:: What the task requires ::
Please reproduce the data exactly and omit the pictures.

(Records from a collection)
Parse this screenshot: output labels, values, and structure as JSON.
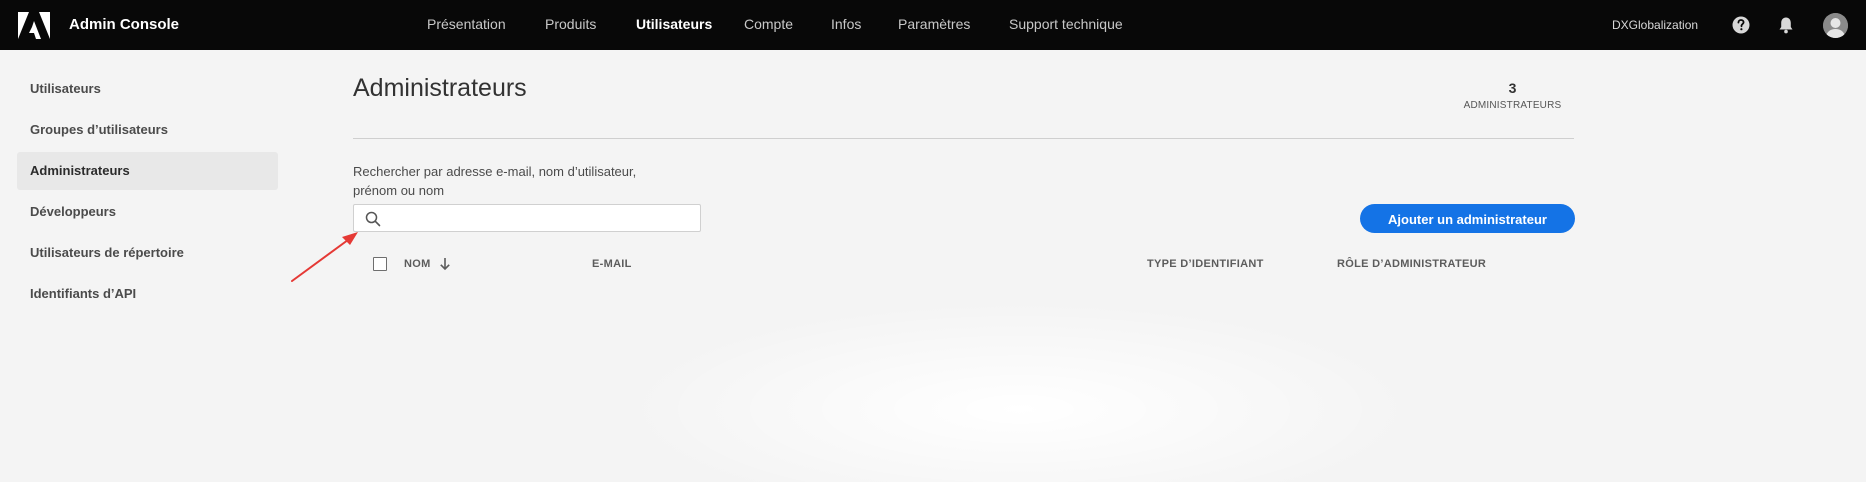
{
  "header": {
    "app_title": "Admin Console",
    "nav": [
      {
        "label": "Présentation",
        "active": false
      },
      {
        "label": "Produits",
        "active": false
      },
      {
        "label": "Utilisateurs",
        "active": true
      },
      {
        "label": "Compte",
        "active": false
      },
      {
        "label": "Infos",
        "active": false
      },
      {
        "label": "Paramètres",
        "active": false
      },
      {
        "label": "Support technique",
        "active": false
      }
    ],
    "org_name": "DXGlobalization",
    "icons": [
      "help-icon",
      "bell-icon",
      "avatar"
    ]
  },
  "sidebar": {
    "items": [
      {
        "label": "Utilisateurs",
        "active": false
      },
      {
        "label": "Groupes d’utilisateurs",
        "active": false
      },
      {
        "label": "Administrateurs",
        "active": true
      },
      {
        "label": "Développeurs",
        "active": false
      },
      {
        "label": "Utilisateurs de répertoire",
        "active": false
      },
      {
        "label": "Identifiants d’API",
        "active": false
      }
    ]
  },
  "main": {
    "title": "Administrateurs",
    "count_value": "3",
    "count_label": "ADMINISTRATEURS",
    "search_label": "Rechercher par adresse e-mail, nom d’utilisateur, prénom ou nom",
    "search_value": "",
    "search_placeholder": "",
    "add_button_label": "Ajouter un administrateur",
    "table_headers": {
      "name": "NOM",
      "email": "E-MAIL",
      "id_type": "TYPE D’IDENTIFIANT",
      "role": "RÔLE D’ADMINISTRATEUR"
    }
  },
  "colors": {
    "topbar_bg": "#080808",
    "accent": "#1473e6",
    "page_bg": "#f4f4f4",
    "annotation": "#e53935"
  }
}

:: Response to this task ::
Parse this screenshot: output labels, values, and structure as JSON.
{
  "header": {
    "app_title": "Admin Console",
    "nav": [
      {
        "label": "Présentation",
        "active": false
      },
      {
        "label": "Produits",
        "active": false
      },
      {
        "label": "Utilisateurs",
        "active": true
      },
      {
        "label": "Compte",
        "active": false
      },
      {
        "label": "Infos",
        "active": false
      },
      {
        "label": "Paramètres",
        "active": false
      },
      {
        "label": "Support technique",
        "active": false
      }
    ],
    "org_name": "DXGlobalization",
    "icons": [
      "help-icon",
      "bell-icon",
      "avatar"
    ]
  },
  "sidebar": {
    "items": [
      {
        "label": "Utilisateurs",
        "active": false
      },
      {
        "label": "Groupes d’utilisateurs",
        "active": false
      },
      {
        "label": "Administrateurs",
        "active": true
      },
      {
        "label": "Développeurs",
        "active": false
      },
      {
        "label": "Utilisateurs de répertoire",
        "active": false
      },
      {
        "label": "Identifiants d’API",
        "active": false
      }
    ]
  },
  "main": {
    "title": "Administrateurs",
    "count_value": "3",
    "count_label": "ADMINISTRATEURS",
    "search_label": "Rechercher par adresse e-mail, nom d’utilisateur, prénom ou nom",
    "search_value": "",
    "search_placeholder": "",
    "add_button_label": "Ajouter un administrateur",
    "table_headers": {
      "name": "NOM",
      "email": "E-MAIL",
      "id_type": "TYPE D’IDENTIFIANT",
      "role": "RÔLE D’ADMINISTRATEUR"
    }
  },
  "colors": {
    "topbar_bg": "#080808",
    "accent": "#1473e6",
    "page_bg": "#f4f4f4",
    "annotation": "#e53935"
  }
}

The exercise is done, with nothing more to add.